This mindset and ideology held by Anguiano has helped him deal with pressure faced from a different perspective than that held from a player; it is interesting to dissect what differences can be found from the point of view held by a player and a coach. Kind of a strange thing, really, seeing that both a coach and a player are aiming for the same goal but actually end up achieving it through different means. Anguiano has managed to find that meaning on both sides of the coin, considering that his success as a player opened the door for him to pass on his wisdom and knowledge to the next generation of players.

From his time as a player, his focus and pressure stemmed from his performance on the pitch. For him, he states that it was easy to gauge and understand where he was at in terms of success, “I thought about this pretty frequently as a player. I felt like regardless of the result of a game, I as a player Always knew if I performed well, or if I performed bad. You know that the result always mattered. Of course, that’s the most important thing, but I guess what made me feel better about a bad result was my individual performance.” As a player, writing this article and putting these words to paper made it clear that all players go through this throughout their career. Train, perform, win, lose, repeat. A constant cycle that is only broken when the time of playing comes to an end. All players know this experience, this feeling, this state of being, and what Anguiano said really drives home that fact. But what about the other side? The one people often forget? Anguiano, in his two years of coaching, has come to acknowledge and appreciate that it isn’t always the players that are truly under the pressure.

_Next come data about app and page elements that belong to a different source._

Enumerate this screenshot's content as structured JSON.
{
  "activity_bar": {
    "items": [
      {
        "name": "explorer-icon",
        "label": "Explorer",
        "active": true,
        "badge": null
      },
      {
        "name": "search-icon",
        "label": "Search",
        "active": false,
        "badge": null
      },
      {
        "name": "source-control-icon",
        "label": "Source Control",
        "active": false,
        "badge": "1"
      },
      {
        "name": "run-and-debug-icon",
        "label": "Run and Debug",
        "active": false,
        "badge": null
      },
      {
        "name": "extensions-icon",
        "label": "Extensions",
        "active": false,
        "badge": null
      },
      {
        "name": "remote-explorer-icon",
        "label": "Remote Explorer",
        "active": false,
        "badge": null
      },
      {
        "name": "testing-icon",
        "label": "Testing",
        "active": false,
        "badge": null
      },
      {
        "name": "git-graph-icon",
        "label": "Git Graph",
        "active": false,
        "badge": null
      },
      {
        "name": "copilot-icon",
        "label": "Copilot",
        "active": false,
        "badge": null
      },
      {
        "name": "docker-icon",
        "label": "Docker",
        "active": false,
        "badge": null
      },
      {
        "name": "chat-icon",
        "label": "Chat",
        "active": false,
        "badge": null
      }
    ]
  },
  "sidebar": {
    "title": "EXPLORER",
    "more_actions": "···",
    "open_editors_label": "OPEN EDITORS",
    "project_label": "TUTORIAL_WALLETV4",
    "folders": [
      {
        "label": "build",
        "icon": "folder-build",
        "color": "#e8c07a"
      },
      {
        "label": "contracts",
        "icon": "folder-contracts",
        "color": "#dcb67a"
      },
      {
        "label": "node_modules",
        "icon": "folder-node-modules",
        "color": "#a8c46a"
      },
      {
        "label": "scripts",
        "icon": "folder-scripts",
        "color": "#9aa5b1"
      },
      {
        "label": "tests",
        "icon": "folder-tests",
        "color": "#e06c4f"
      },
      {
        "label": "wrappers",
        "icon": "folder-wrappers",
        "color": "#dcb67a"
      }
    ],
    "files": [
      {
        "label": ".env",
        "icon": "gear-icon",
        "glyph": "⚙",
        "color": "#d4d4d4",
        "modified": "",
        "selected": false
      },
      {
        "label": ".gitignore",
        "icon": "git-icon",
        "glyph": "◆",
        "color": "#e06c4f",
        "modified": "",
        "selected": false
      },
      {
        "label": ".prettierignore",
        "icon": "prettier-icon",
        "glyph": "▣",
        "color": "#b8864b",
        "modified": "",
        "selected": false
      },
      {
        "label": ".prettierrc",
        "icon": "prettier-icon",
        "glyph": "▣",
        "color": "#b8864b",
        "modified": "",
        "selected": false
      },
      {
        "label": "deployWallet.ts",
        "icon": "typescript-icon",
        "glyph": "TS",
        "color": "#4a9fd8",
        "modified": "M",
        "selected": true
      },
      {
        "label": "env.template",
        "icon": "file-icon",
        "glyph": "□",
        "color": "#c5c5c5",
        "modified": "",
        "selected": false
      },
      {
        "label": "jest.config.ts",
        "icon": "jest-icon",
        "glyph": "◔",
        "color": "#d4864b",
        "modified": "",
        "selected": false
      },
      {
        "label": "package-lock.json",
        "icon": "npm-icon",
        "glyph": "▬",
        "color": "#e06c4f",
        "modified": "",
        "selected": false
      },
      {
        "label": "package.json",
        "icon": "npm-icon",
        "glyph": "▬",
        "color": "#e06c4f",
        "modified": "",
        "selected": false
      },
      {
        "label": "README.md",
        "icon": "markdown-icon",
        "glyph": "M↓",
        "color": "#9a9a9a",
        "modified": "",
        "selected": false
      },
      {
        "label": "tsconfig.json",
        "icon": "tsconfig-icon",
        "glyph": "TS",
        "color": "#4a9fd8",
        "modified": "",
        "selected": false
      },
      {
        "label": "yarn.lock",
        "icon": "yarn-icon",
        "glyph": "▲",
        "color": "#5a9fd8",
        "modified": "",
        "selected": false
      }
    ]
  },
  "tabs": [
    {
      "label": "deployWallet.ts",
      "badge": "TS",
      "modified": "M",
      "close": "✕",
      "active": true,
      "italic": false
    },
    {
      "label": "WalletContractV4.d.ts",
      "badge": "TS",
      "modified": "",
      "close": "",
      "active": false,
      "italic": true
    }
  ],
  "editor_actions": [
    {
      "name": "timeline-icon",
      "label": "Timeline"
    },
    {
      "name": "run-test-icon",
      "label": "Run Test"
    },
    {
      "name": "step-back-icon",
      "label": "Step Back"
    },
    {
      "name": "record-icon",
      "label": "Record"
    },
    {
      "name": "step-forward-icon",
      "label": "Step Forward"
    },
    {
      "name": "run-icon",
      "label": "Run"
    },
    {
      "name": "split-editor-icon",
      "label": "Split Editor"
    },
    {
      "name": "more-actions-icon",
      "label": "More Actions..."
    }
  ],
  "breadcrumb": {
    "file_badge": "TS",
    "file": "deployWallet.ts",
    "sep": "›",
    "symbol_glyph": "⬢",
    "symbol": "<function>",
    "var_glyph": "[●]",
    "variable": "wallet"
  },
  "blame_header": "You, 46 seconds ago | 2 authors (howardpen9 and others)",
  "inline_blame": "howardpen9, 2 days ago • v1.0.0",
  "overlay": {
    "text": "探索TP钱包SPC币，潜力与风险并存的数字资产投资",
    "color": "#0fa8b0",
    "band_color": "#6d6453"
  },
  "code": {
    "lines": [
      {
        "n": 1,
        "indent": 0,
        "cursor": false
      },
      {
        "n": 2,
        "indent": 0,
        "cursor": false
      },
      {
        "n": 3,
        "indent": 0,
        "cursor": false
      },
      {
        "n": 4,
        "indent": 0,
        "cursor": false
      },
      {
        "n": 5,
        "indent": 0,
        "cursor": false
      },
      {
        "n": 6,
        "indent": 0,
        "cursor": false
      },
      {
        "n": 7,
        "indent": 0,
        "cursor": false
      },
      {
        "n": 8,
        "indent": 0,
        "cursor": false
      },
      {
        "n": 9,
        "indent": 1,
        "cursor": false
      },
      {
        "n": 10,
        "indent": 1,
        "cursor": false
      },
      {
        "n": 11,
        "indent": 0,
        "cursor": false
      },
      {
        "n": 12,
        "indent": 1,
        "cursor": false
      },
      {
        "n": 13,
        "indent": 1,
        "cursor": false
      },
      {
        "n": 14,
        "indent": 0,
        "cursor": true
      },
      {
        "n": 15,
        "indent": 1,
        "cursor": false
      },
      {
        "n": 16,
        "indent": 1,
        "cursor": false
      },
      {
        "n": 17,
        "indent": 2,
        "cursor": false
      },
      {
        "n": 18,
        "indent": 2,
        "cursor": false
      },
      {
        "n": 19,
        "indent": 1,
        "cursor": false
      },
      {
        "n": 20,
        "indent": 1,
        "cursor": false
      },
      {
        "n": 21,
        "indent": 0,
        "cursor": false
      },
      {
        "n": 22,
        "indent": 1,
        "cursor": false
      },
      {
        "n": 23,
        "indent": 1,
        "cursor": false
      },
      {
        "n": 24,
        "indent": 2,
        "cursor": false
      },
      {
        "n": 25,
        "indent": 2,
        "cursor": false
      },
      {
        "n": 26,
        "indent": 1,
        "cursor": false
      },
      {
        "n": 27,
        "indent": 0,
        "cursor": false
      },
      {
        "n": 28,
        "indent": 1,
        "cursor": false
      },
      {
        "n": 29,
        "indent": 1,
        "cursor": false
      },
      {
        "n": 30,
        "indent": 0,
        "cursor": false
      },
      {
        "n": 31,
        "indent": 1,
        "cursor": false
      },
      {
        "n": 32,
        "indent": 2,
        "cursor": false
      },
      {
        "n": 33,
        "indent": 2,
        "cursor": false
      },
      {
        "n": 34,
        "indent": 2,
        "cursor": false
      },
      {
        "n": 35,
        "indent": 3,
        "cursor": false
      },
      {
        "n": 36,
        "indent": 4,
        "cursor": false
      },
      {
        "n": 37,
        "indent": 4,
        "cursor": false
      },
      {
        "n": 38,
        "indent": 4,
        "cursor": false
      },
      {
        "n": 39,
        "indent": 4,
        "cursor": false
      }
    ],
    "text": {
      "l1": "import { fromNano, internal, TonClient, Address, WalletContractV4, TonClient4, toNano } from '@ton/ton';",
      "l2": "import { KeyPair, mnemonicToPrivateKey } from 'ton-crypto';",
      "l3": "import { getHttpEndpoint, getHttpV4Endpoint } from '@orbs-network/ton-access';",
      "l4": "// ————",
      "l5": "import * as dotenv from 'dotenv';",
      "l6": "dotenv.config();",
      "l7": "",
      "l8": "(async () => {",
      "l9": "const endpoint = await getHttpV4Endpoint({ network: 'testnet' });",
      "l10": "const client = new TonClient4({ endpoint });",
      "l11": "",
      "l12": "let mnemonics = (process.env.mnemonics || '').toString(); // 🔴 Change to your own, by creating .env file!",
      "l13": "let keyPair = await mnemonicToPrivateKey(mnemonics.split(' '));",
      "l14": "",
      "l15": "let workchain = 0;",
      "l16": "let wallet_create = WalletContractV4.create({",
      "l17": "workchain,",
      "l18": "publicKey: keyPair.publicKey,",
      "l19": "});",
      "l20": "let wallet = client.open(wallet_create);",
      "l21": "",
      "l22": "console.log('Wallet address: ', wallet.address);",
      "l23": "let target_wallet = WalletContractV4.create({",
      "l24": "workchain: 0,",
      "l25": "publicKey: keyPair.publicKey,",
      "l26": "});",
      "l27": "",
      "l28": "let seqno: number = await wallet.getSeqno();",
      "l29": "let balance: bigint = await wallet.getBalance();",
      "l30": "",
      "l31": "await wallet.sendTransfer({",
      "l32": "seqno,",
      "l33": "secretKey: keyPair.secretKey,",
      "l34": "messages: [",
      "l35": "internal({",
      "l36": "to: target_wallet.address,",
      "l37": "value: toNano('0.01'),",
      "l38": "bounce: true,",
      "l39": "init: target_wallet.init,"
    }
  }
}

“From a coach’s point of view, individual performances don’t matter. It’s all about results. And that’s a big difference. If the team isn’t performing, if we don’t get the win at the end of the game, it’s ‘What did I do as a coach? What did I do as an assistant coach?’ Is it the tactics, did I not put the right players in? Did I not set the team up for success?” These things matter as a coach, and as a player, one can realize that not only is there less pressure, but the pressure is also different. Lack of or over-communicating, as Anguiano also stated, can really determine the game. “Did I not say the right things? You start thinking about it more. You start thinking about it more as a collective.” Having to focus on not only one position as a player but on each of the 11 positions as a whole is a deep focus that is held by a coach, as Anguiano stated, “You’re thinking about every single player and how the collaboration occurs and what that’s going to look like with the 11 players on the field. I think that’s the biggest difference is looking at the team as a whole.”

To add on to the pressure of being a new coach, Anguiano comes from a different generation than that of the current players. With every era, a new generation of people come through to fill the gaps left by those gone. Each generation has something that another one lacks or improves on and through Anguiano’s eyes, this is no different. When on a team, players tend to take it upon themselves to really represent what the team stands for and strives toward. Victory, defeat, happiness, sadness, the ups and downs and the good and the bad all play a role when defining what makes up a team. In the case of what Anguiano has experienced, his biggest notice is the sense of pride the current generation has. It can be difficult to really do what is required when not everyone is on board or holds the same high level of pride as one another. Although it is lacking, Anguiano and the coaching staff, along with the players, are doing everything they can to regain their sense of pride so that everyone can move forward together.

Coach Anguiano has come far in his life, and just like everyone else, he wants to succeed. The memories and experiences he’s made along the way, along with making his own parents proud and truly finding success through the avenues he’s walked, has helped him represent what many people hope to find when coming to The United States. Anguiano is a testament to what it means to find success in life. Whether it’s guiding his players, guiding his family, giving back to the community or just getting back in touch with his roots, we know that everything is given to those who work hard and believe, just as Anguiano has proven.

Spread the love